Edo State Governor Adams Oshiomhole recently paid unscheduled visits to some public schools in the state. According to reports, Oshiomhole was appalled by what he observed. There were rampant cases of absenteeism and dereliction of duty on the part of teachers. Following a performance audit later, disciplinary measures were taken against a number of school administrators and officials of the ministry of education. Oshiomhole's experience is a common feature in practically every state in the country.
School Inspectors have vanished from both classrooms and public view, and vital issues concerning school administration have disappeared from public discourse. Are teachers doing the work they are being paid to do? What do they teach? Are these teachers creative and committed to stimulating their pupils?
Also neglected were the state of classrooms including roofs that protect children and teachers from sun, rain, rodents and snakes; as well as if salaries of teachers are being paid as and when due. Low and inadequate salaries often drive teachers into hawking textiles and other consumer goods to make ends meet.
Many factors have been fingered for the perpetual neglect of the Schools' Inspectorate Division at state levels. Middle-class parents who themselves benefited from effective public schools, turned their critical focus to private schools at home and abroad where they sent their children to be taught, neglecting the creeping rot in public schools. In some states, outright theft of funds killed ability to provide vehicles and travel allowances to inspectors, thereby, crippling their abilities to visit schools.

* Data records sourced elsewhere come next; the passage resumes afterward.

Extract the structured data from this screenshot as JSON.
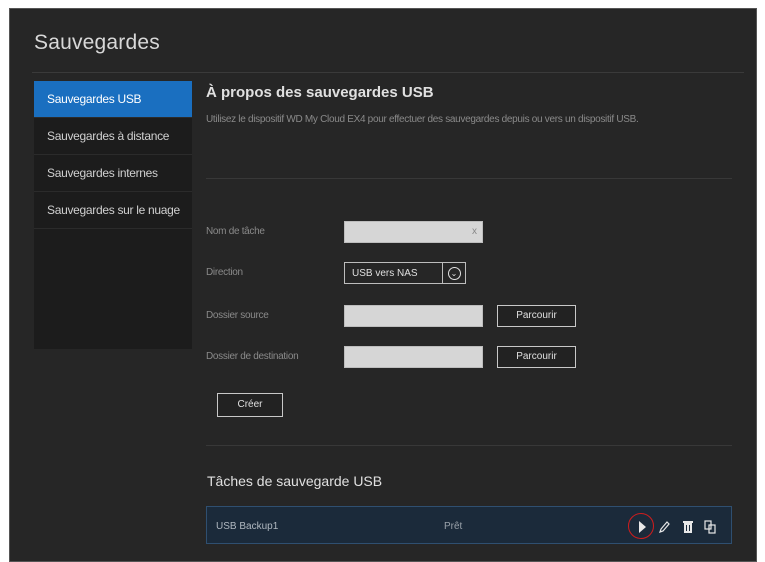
{
  "page": {
    "title": "Sauvegardes"
  },
  "sidebar": {
    "items": [
      {
        "label": "Sauvegardes USB"
      },
      {
        "label": "Sauvegardes à distance"
      },
      {
        "label": "Sauvegardes internes"
      },
      {
        "label": "Sauvegardes sur le nuage"
      }
    ]
  },
  "about": {
    "title": "À propos des sauvegardes USB",
    "description": "Utilisez le dispositif WD My Cloud EX4 pour effectuer des sauvegardes depuis ou vers un dispositif USB."
  },
  "form": {
    "task_name_label": "Nom de tâche",
    "task_name_value": "",
    "clear_icon": "x",
    "direction_label": "Direction",
    "direction_value": "USB vers NAS",
    "source_label": "Dossier source",
    "source_value": "",
    "destination_label": "Dossier de destination",
    "destination_value": "",
    "browse_label": "Parcourir",
    "create_label": "Créer"
  },
  "tasks": {
    "title": "Tâches de sauvegarde USB",
    "rows": [
      {
        "name": "USB Backup1",
        "status": "Prêt"
      }
    ],
    "actions": [
      "play-icon",
      "edit-icon",
      "delete-icon",
      "details-icon"
    ]
  },
  "colors": {
    "background": "#262626",
    "accent": "#1a6fc0",
    "highlight": "#d11d1d"
  }
}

While Oshiomhole's method once again highlighted the rot in public school management, it raises serious concerns regarding his applied solutions. Surprise visits to schools may jolt loss of discipline among sloppy staff, screaming at teachers to "SHUT UP!", if they have valid reasons for inadequacies, may only humiliate and breed frustration. There is also a danger of a relapse to a resilient culture of militarism and a legacy of humiliating teachers in front of the children to whom he is expected to impart values of respect for authority and the rule of law.
Oshiomhole's fire-brigade approach is ad hoc and not sustainable.

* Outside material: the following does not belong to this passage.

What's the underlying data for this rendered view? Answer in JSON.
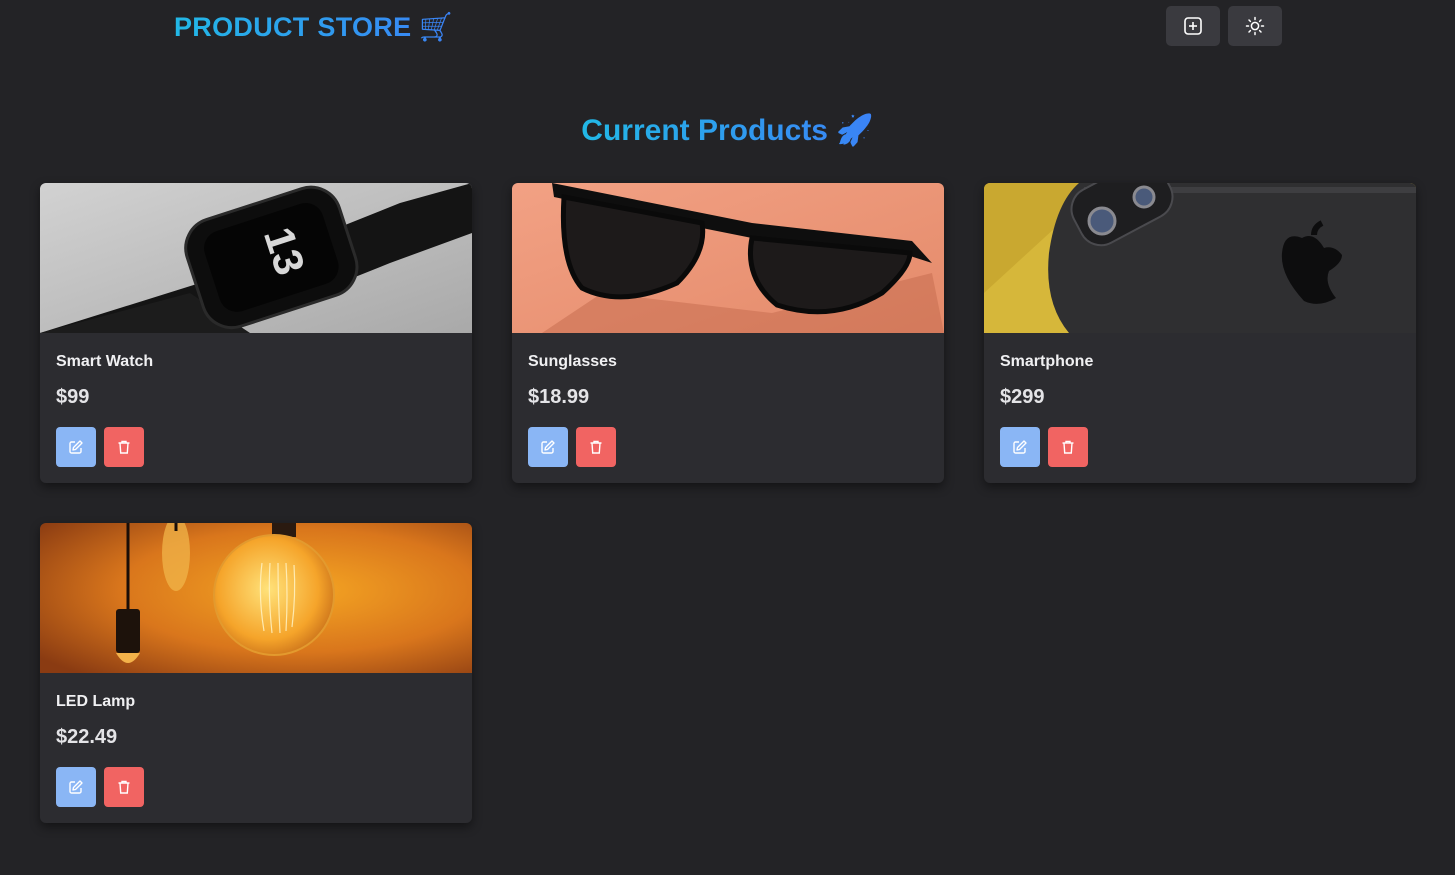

Coming from a tradition of educating and mobilising workers to fight for their rights, he has a most valuable opportunity to creatively inject into classrooms values of fighting for rights, solidarity for the promotion of collective welfare, and leadership for building economic development. The inculcation of such values in pupils may require changing the architecture used for building classrooms. Cuba has experimented with examination tools which require groups of students to work together on a task; are awarded a collective grade, and score each other's contribution during group tasks. In Britain, the Labour Government of Harold Wilson experimented with Essex University as a campus designed to promote revolt and creative challenge to conventions. Governor Oshiomhole has a record of challenging powerful, often entrenched, interests whose vision and actions are considered harmful to the welfare of workers.
Schools are often prisons for children at age-grades when they are most creative. Failure to provide adequate tools and material for training skills block their mental and physical creativity and turn graduation ceremonies into pushing out generations of clueless and ill-equipped products. The British Foreign Secretary recently announced a programme for recruiting secondary school leavers to use computer games to combat attacks targeting computer systems of British companies and government departments and agencies. Edo State can create IT camps for youths to be inventive and use its high quality wood resources while vigorously lobbying for a ban on imports of furniture.
The much-talked about falling standards of education in the country has its roots in poorly-funded, poorly-managed and poorly-inspected public primary and secondary schools.
The various state ministries of education should consider it a matter most urgent to revive school inspectorate divisions, manned by suitably qualified personnel and be provided with the appropriate tools and remuneration to aid their vital work.